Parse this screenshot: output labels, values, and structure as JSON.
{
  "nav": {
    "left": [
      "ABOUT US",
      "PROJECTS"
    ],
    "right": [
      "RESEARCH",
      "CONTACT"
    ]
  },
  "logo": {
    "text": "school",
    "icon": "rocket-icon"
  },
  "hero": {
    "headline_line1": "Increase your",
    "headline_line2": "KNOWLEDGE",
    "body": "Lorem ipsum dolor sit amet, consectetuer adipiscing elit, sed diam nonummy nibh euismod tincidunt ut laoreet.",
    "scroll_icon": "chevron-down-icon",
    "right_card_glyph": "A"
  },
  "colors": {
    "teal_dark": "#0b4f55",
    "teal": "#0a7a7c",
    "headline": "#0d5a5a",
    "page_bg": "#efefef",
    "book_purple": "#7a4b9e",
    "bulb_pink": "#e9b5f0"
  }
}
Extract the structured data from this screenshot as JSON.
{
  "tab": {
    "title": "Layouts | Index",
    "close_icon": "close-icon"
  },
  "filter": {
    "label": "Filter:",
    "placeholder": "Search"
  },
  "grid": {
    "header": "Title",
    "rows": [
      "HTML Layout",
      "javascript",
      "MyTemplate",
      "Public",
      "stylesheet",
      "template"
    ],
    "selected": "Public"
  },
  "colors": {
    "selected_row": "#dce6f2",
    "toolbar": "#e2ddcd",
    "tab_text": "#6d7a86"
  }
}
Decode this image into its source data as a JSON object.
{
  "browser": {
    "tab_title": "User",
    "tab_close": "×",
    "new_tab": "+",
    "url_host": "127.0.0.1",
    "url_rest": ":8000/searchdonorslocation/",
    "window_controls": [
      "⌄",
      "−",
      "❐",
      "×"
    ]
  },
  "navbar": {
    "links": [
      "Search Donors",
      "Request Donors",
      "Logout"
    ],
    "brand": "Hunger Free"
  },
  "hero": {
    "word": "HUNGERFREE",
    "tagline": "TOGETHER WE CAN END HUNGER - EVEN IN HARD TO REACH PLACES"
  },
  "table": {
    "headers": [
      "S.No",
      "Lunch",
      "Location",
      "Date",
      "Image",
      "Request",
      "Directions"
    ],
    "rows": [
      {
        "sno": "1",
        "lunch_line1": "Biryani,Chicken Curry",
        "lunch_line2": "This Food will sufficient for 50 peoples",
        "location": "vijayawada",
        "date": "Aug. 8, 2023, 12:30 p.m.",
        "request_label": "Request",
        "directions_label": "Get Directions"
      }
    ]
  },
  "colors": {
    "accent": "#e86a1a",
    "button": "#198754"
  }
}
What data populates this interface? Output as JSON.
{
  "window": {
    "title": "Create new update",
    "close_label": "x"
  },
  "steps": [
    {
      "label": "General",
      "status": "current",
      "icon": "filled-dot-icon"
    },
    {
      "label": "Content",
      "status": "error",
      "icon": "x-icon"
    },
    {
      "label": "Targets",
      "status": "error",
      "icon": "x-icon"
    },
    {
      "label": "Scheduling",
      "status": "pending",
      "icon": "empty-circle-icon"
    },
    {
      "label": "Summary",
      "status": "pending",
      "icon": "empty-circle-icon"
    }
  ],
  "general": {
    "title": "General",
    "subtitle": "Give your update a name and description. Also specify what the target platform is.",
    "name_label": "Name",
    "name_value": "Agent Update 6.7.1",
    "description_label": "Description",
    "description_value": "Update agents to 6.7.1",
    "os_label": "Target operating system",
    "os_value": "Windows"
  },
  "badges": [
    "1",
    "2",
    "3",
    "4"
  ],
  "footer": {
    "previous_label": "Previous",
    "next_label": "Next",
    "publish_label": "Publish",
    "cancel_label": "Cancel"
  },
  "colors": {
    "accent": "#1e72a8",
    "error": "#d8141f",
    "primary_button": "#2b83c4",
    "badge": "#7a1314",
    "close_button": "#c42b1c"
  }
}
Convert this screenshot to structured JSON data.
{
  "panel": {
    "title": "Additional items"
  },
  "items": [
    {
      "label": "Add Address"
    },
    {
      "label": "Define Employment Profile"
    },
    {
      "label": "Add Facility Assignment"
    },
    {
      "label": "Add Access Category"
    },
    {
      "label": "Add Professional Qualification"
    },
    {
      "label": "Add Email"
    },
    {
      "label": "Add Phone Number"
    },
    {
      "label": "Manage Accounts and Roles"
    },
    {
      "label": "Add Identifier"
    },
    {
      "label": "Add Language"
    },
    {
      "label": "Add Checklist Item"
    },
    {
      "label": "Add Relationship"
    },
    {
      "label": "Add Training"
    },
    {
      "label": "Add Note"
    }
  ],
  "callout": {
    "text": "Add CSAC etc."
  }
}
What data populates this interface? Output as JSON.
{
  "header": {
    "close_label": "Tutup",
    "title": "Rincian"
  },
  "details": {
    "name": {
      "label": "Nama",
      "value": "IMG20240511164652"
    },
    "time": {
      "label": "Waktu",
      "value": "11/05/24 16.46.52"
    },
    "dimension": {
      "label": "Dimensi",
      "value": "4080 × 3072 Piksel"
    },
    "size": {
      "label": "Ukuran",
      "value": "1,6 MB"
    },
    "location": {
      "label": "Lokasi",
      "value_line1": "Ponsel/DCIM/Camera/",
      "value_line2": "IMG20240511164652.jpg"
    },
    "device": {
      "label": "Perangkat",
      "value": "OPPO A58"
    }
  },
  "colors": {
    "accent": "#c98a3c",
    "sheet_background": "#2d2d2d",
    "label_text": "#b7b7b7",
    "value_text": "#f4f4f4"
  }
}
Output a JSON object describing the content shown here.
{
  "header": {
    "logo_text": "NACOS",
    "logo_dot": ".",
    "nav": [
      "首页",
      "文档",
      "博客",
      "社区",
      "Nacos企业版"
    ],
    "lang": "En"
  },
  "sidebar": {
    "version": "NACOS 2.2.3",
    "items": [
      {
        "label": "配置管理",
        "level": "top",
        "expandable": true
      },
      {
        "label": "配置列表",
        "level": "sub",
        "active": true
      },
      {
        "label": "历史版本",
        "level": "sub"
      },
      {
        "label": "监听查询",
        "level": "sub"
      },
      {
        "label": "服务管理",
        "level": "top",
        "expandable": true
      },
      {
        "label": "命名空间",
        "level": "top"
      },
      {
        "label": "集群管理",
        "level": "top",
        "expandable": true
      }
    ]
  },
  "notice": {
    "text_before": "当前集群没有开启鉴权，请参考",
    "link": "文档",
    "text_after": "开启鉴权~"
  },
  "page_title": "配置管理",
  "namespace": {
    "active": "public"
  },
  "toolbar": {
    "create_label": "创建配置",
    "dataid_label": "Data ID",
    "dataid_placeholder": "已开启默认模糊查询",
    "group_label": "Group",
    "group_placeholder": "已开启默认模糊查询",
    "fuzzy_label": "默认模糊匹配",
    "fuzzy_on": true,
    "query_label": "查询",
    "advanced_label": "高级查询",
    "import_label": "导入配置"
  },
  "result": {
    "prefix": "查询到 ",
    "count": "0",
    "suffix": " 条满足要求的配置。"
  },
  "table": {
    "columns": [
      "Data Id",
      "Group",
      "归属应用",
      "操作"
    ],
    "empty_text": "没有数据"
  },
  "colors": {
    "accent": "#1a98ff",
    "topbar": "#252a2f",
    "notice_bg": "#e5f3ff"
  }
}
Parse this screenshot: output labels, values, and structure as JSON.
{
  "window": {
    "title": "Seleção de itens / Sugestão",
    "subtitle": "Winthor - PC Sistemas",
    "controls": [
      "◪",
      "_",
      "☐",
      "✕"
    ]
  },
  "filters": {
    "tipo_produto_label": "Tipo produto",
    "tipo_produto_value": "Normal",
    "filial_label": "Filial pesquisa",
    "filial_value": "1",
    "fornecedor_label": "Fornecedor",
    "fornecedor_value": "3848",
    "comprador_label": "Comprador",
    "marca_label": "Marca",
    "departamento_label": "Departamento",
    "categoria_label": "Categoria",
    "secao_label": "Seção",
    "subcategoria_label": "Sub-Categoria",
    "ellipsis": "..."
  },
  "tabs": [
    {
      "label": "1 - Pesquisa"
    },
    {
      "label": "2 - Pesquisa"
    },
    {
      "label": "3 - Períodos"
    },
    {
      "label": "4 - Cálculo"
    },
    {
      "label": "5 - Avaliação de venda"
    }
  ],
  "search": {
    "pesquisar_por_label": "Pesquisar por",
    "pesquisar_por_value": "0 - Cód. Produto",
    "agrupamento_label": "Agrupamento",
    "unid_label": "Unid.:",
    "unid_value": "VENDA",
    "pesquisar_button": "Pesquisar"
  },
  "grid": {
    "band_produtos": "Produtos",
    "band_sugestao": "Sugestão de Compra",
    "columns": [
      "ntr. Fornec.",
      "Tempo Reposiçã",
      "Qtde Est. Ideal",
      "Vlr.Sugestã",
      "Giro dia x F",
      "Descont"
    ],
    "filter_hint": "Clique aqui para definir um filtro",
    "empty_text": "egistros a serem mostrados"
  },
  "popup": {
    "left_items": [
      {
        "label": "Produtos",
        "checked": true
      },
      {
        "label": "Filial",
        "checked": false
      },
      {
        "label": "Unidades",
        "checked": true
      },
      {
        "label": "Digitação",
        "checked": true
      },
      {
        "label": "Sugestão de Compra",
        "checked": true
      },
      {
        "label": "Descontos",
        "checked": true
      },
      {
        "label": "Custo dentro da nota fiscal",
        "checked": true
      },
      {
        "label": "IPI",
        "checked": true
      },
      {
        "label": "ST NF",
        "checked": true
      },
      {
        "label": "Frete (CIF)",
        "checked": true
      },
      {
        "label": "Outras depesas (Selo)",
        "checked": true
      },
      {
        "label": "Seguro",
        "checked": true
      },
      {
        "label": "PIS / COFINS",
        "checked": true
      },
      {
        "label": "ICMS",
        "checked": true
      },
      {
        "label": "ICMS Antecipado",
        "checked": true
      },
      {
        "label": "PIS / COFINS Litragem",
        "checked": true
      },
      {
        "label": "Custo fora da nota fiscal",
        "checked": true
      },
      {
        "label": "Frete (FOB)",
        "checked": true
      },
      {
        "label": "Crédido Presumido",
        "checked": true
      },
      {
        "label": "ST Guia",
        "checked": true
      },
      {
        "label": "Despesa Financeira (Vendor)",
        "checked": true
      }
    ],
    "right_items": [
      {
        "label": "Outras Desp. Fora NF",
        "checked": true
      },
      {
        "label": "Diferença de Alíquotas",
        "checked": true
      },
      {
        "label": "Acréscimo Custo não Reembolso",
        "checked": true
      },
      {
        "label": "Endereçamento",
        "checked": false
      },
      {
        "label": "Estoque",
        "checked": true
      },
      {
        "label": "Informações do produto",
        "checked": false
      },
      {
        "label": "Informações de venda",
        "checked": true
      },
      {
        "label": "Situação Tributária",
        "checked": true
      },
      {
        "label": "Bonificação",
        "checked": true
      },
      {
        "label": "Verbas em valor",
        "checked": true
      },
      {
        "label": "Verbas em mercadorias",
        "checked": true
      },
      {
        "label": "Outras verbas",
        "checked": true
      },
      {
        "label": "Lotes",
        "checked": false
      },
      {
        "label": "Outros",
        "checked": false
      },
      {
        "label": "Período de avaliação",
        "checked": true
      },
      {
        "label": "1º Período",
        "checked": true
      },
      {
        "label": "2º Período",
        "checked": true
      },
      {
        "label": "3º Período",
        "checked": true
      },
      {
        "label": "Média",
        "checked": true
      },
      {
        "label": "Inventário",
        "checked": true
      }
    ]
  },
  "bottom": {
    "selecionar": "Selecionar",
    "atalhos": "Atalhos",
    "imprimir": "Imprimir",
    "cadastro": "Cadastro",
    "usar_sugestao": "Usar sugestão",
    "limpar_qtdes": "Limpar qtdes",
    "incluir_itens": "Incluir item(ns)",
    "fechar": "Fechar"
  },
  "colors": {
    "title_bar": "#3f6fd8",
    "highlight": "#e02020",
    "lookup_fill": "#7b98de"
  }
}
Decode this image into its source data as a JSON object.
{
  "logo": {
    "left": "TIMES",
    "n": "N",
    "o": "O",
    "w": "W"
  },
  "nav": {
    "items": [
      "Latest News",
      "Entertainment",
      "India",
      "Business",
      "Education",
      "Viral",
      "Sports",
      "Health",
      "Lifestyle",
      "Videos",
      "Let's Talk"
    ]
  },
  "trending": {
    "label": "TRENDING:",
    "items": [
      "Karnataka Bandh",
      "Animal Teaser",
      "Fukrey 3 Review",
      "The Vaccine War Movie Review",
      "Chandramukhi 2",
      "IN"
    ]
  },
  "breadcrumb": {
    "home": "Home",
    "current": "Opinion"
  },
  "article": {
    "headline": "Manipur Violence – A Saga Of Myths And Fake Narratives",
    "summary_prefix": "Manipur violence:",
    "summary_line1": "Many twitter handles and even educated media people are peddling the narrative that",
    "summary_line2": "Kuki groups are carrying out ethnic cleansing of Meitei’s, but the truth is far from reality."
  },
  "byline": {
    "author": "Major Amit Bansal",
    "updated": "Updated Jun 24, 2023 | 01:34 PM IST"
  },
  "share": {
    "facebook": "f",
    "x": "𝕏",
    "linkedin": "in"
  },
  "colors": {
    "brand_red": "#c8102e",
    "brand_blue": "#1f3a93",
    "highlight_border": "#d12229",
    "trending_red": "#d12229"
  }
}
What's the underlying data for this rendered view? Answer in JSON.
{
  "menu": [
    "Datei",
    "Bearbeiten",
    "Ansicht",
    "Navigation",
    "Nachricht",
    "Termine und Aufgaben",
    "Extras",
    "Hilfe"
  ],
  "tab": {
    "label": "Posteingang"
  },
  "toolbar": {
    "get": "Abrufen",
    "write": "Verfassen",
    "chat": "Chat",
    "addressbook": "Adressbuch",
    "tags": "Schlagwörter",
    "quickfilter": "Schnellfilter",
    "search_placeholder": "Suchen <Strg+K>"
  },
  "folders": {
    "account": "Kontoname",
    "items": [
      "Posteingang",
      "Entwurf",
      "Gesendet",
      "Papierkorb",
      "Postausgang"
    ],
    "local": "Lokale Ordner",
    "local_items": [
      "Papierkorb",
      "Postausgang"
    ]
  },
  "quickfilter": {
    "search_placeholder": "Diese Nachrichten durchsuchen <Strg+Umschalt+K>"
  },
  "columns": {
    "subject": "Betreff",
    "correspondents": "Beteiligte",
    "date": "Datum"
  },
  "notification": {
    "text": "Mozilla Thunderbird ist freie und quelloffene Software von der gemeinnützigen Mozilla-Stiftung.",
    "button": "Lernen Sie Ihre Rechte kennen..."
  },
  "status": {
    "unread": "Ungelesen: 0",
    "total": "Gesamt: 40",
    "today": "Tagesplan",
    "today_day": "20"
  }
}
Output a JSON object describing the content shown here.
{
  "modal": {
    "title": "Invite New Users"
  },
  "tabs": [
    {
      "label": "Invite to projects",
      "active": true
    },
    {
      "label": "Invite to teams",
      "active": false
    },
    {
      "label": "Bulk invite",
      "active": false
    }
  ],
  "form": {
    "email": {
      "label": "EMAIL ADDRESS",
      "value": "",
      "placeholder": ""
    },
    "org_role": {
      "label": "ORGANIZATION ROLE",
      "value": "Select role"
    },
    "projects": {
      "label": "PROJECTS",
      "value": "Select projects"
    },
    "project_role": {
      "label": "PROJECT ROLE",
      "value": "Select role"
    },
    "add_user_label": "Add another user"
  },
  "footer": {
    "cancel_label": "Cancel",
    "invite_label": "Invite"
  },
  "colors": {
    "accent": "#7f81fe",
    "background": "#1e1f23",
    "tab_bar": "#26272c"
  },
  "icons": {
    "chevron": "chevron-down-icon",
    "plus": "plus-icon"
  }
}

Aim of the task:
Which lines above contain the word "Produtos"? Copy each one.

Solution to this exercise:
    "band_produtos": "Produtos",
        "label": "Produtos",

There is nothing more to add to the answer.